I believe it is helpful to look at Conferences and other Business to Business events in terms of an “Event Graph” with three main dimensions:
1. The content presented and the learning received
2. The networking and connections that take place
3. The lasting business impact which results
New digital and social tools can dramatically improve our event experience if they can help us do three key things better:
1. Prioritize where to invest our attention
2. Identify and meet with the best potential contacts
3. Integrate what we learn and who we meet with our ongoing activities
These correspond to the dimensions above, and also to three of the ways that Events today are broken (and becoming more so every day):
1. We as an audience are overwhelmed
We don’t know which events or sessions to attend, or where to really pay attention once we’re there. We often can’t leave our desks to attend events that would be groundbreaking for us. And how do we best keep up on the most important information coming out of the events that we can’t get to in person?
Once we are present in the room, we still have to battle to be less engaged with our digital devices and messages than with the speaker right in front of us. Equal parts blame here go to lame event content (uninspiring talking heads, or unfocused panels) and the ongoing crush of business activity pulling our attention back to the business at hand.
2. Networking is haphazard
We all as business people have developed the skills of working a room, being friendly, and networking with those we encounter. But it remains hit or miss. We’ve all had those great moments of serendipity, but we’ve also been frustrated by the inefficiency of knowing there are five great people in the room for us to meet—we just don’t know which five they are!
3. We fail to tap the potential events have for lasting impact
Even when we get truly inspired at a great event, we often fail to apply that new thinking into our businesses and our lives. Contacts may get into a CRM system post show, but we often fail to follow up in the most meaningful way we can.

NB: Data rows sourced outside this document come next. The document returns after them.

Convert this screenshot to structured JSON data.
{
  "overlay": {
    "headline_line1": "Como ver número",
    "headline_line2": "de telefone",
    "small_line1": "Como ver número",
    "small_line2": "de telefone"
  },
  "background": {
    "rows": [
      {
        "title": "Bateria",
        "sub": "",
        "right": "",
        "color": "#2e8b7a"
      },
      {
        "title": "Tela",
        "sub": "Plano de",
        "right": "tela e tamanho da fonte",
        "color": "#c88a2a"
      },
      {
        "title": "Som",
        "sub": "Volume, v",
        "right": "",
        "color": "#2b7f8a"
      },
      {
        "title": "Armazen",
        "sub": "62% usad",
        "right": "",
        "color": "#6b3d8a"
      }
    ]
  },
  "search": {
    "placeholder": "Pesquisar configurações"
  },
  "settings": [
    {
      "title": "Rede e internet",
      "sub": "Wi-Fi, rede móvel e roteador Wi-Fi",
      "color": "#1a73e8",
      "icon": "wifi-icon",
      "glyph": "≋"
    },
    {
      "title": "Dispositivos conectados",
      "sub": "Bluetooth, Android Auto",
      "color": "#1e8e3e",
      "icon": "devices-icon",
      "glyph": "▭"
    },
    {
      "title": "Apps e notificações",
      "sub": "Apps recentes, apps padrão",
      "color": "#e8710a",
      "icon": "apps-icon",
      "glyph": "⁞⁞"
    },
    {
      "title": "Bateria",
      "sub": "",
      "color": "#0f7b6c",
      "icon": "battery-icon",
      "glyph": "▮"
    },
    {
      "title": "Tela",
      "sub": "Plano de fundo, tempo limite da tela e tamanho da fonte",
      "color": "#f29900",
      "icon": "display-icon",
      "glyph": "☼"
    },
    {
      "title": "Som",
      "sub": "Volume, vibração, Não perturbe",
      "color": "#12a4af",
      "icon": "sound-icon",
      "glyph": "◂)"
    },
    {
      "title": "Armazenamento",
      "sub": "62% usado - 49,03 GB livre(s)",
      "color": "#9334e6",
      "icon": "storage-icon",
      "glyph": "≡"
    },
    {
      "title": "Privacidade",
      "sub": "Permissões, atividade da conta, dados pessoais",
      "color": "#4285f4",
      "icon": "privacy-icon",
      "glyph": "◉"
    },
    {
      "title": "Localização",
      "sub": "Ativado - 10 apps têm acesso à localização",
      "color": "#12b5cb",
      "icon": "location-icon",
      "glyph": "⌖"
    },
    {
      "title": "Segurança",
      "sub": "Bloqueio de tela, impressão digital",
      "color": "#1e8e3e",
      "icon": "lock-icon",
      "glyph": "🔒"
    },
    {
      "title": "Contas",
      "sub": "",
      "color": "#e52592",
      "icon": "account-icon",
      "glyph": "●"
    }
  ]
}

As a result, events fail to deliver on their true promise, reducing value for participants, for the events themselves and for the sponsors who rely on them as business development and content marketing drivers.
Ultimately, we need new tools to meet these three key challenges
Ironically, technology has exacerbated or caused some of the above challenges but it also holds the key to improving and transforming our event experience.
In my next post, I will add to this Event Graph (see below) my first pass at a list of tools to help us in the key areas of that transformation:
1. Event discovery & content sharing
2. Onsite networking and
3. Overall event management.
Please add your thoughts in the comments, and let me know who should be added to this list of solutions.
Also, a reminder: leading companies in this space are invited to join with me, and my co-presenters Loic LeMeur and Robert Scoble for an Interactive Core Conversation at SXSW on March 12th. Our vision with the session (and with this online dialog) is to spark a continued and collaborative exploration that can truly make events better for all of us. We hope you can join us for it, if not in person, than via this online dialog here and on Google+. Thanks!